The upper "Entity Type dropdown" of Oracle Request Examples lets you choose an Schema Entity Type shown below in the "Schema Diagram". Note: to learn about the Schema Diagram, in this "User Help" menu, choose "using Schemas to create a Request".
Once you have selected the Entity Type you want to explore, the "lower dropdown" lets you select an Example query to run.
The SayQL app shows the Oracle XE sample database entities in the 'Schema Diagram' (see below).
Please note that when SayQL is set up for your own corporate databases, it will show your corporate users the Schema Diagram for each selected corporate database.
Clicking on the link entitled "Show SQL" shows the actual database query that generated the current or last user-request answer (in the lower "Grid Panel").
Note that the SQL commands consist of database tables names and column names (corresponding to the Oracle XE sample database schemas shown in the Schema Diagram.
However, in SayQL you type or say terms in English (Natural Language), and let SayQL's patented IP transcribe that request into SQL.
To illustrate this 'central feature' of SayQL, pull down and select an Example Request and run it, and then press the Show SQL link see the generated SQL command.
With regard to your own Oracle database, you can test out accessing it by speaking or typing Natural Language requests, just like you're doing with this Sample Oracle database.
To discuss a pilot project for using SayQL with one of your databases, please email us at admin@cognal-Labs.com and leave a message with your name, company name, and phone number and we'll get back with you promptly.

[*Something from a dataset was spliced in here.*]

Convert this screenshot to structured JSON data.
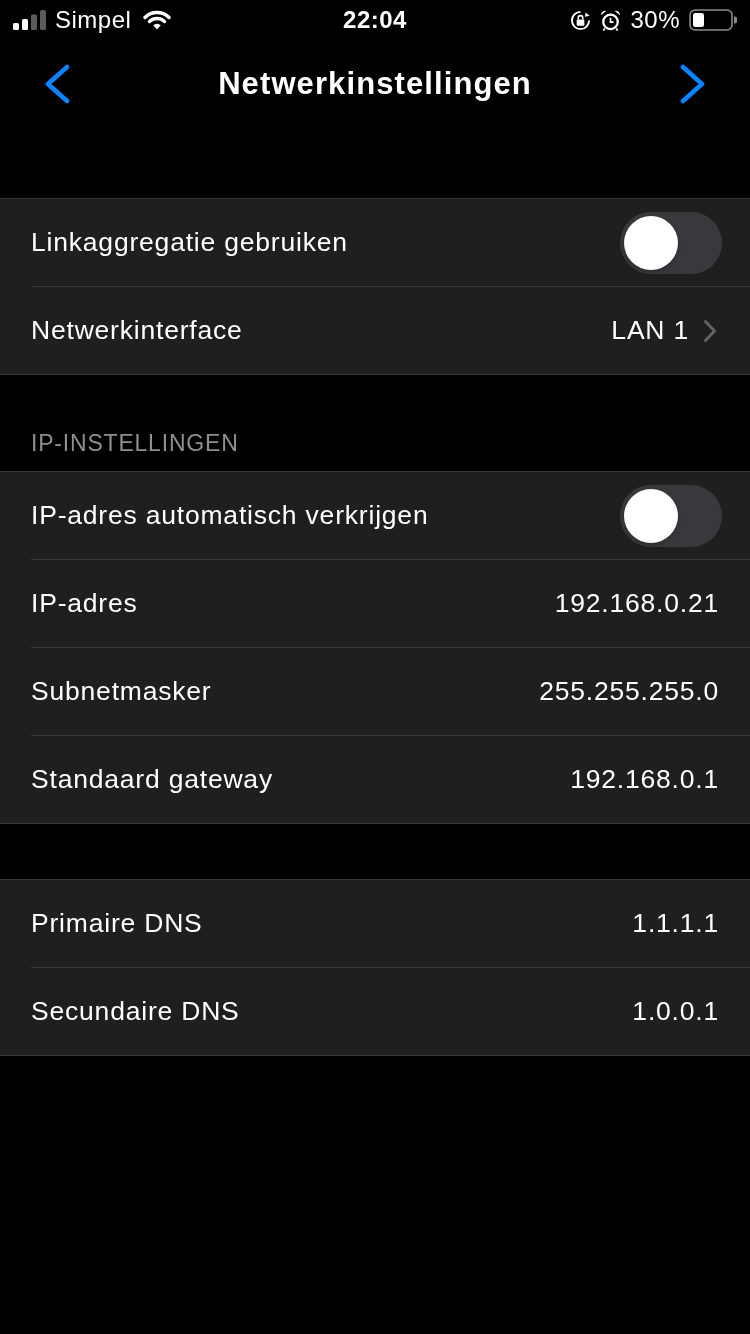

SayQL runs successfully on any relational database whose RDBMS supports SQL 1999 and above, including Oracle, Microsoft SQL Server, IBM DB2, Sybase, MySql, PostGreSQL
SayQL is based on a patent ("NATURAL LANGUAGE QUERY": #9652452). The patent covers three unique features: 1) transcribing a user's typed or spoken 'Natural Language' request into Structured Database Language, 2) executing the automatically generated SQL command against a 'target' relational database, and 3) a feature called "Teach the System", which allows a user to define an "unstructured" request phrase: one that might not have to mention Entities and Attributes.

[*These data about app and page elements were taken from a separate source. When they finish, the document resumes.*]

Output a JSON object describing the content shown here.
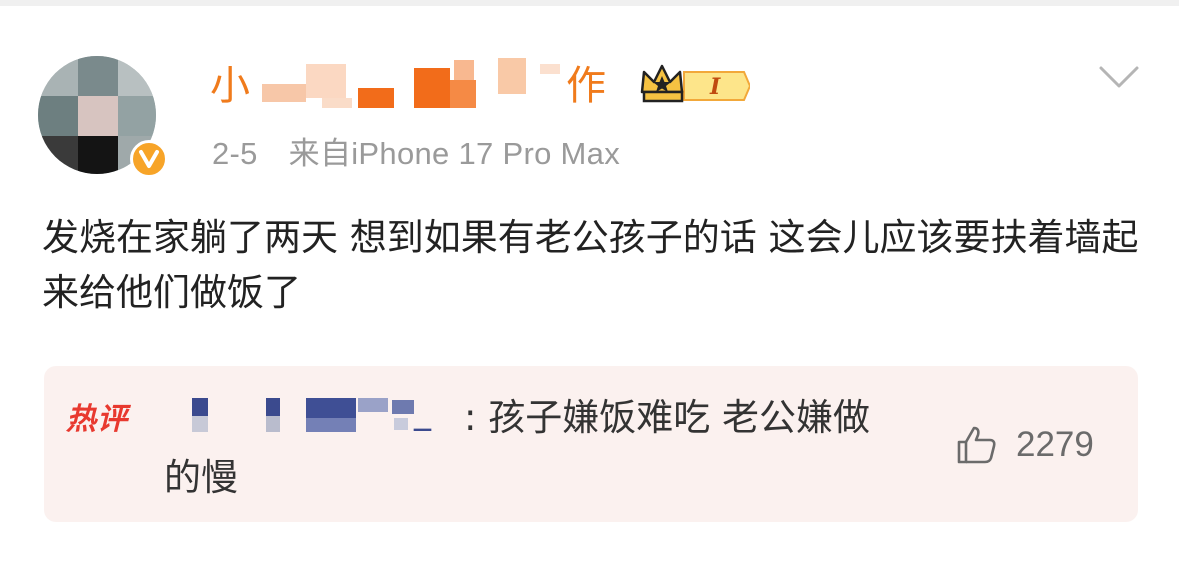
{
  "post": {
    "author": {
      "name_visible_fragments": [
        "小",
        "作"
      ],
      "badge_level": "I"
    },
    "meta": {
      "date": "2-5",
      "source": "来自iPhone 17 Pro Max"
    },
    "text": "发烧在家躺了两天 想到如果有老公孩子的话 这会儿应该要扶着墙起来给他们做饭了",
    "hot_comment": {
      "tag": "热评",
      "user_suffix": "_",
      "text": ": 孩子嫌饭难吃 老公嫌做的慢",
      "likes": "2279"
    }
  },
  "icons": {
    "verified": "verified-v-icon",
    "crown": "crown-icon",
    "menu": "chevron-down-icon",
    "like": "thumbs-up-icon"
  },
  "colors": {
    "username": "#f07b1c",
    "hot_tag": "#e8392f",
    "hot_bg": "#fbf1ef",
    "meta_text": "#9a9a9a",
    "verified": "#f7a428"
  }
}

In the case of Oracle, the SQL command can accomplish table joins across the target database Schemas. To see this important point in action, select and run an Example Request that includes entities across Schemas, and then click on Show SQL.
(Note: the Oracle XE sample database schemas are shown in the Schema Diagram).
The SayQLTechnology Diagram is located at https://cognal-labs.com/?page_id=29 .
To discuss the SayQL setup process, pricing, patent licensing, or other product information as it relates to installing and using SayQL on your own corporate databases, please call us at 214-810-4854 or email us at "email@example.com"
Please visit our website: "https://www.cognal-labs.com" to learn about our products, technology, and other corporate information.
select this option to show the actual SQL code of the present or last query you ran
OracleXE - SayQL